» **REQUIRED ACTION**:
Write out the records once more, exactly, and keep any image out.

» **ENTRIES SUPPLIED**:

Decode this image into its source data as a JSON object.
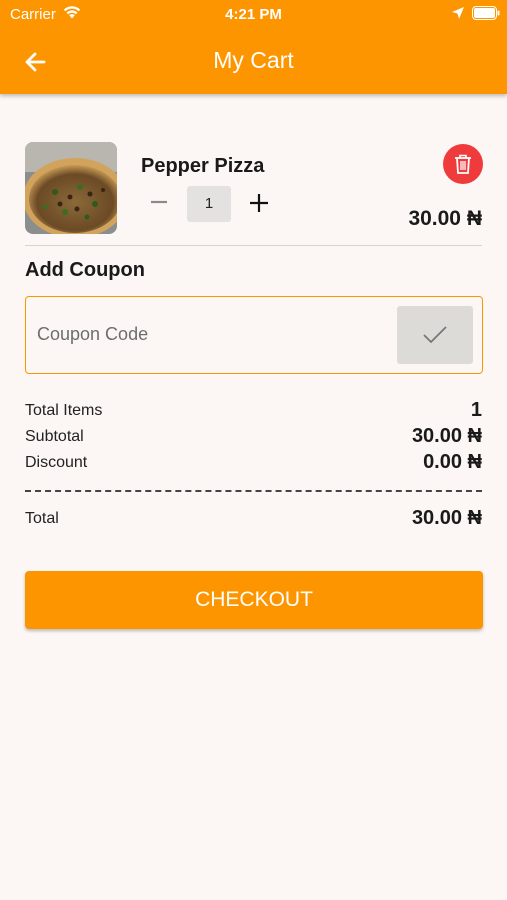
{
  "status_bar": {
    "carrier": "Carrier",
    "time": "4:21 PM"
  },
  "header": {
    "title": "My Cart",
    "back_icon": "arrow-left-icon"
  },
  "cart": {
    "items": [
      {
        "name": "Pepper Pizza",
        "quantity": "1",
        "price": "30.00 ₦",
        "image": "pizza-image"
      }
    ]
  },
  "coupon": {
    "title": "Add Coupon",
    "placeholder": "Coupon Code",
    "value": ""
  },
  "summary": {
    "total_items_label": "Total Items",
    "total_items_value": "1",
    "subtotal_label": "Subtotal",
    "subtotal_value": "30.00 ₦",
    "discount_label": "Discount",
    "discount_value": "0.00 ₦",
    "total_label": "Total",
    "total_value": "30.00 ₦"
  },
  "checkout": {
    "label": "CHECKOUT"
  },
  "colors": {
    "primary": "#fd9500",
    "delete": "#ef3b3b",
    "background": "#fcf7f4"
  }
}
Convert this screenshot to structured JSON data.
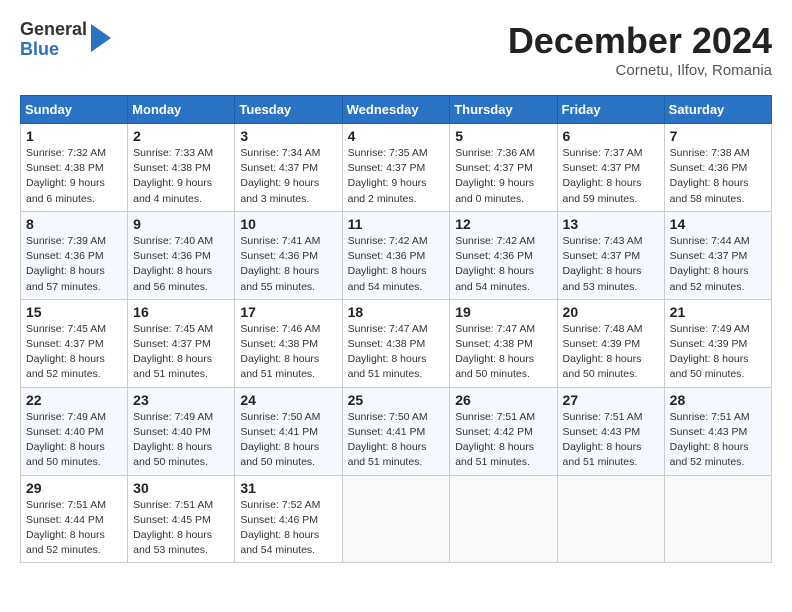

» **REPLY**:
Decode this image into its source data as a JSON object.
{
  "status_bar": {
    "carrier": "Carrier",
    "time": "4:21 PM"
  },
  "header": {
    "title": "My Cart",
    "back_icon": "arrow-left-icon"
  },
  "cart": {
    "items": [
      {
        "name": "Pepper Pizza",
        "quantity": "1",
        "price": "30.00 ₦",
        "image": "pizza-image"
      }
    ]
  },
  "coupon": {
    "title": "Add Coupon",
    "placeholder": "Coupon Code",
    "value": ""
  },
  "summary": {
    "total_items_label": "Total Items",
    "total_items_value": "1",
    "subtotal_label": "Subtotal",
    "subtotal_value": "30.00 ₦",
    "discount_label": "Discount",
    "discount_value": "0.00 ₦",
    "total_label": "Total",
    "total_value": "30.00 ₦"
  },
  "checkout": {
    "label": "CHECKOUT"
  },
  "colors": {
    "primary": "#fd9500",
    "delete": "#ef3b3b",
    "background": "#fcf7f4"
  }
}
Convert this screenshot to structured JSON data.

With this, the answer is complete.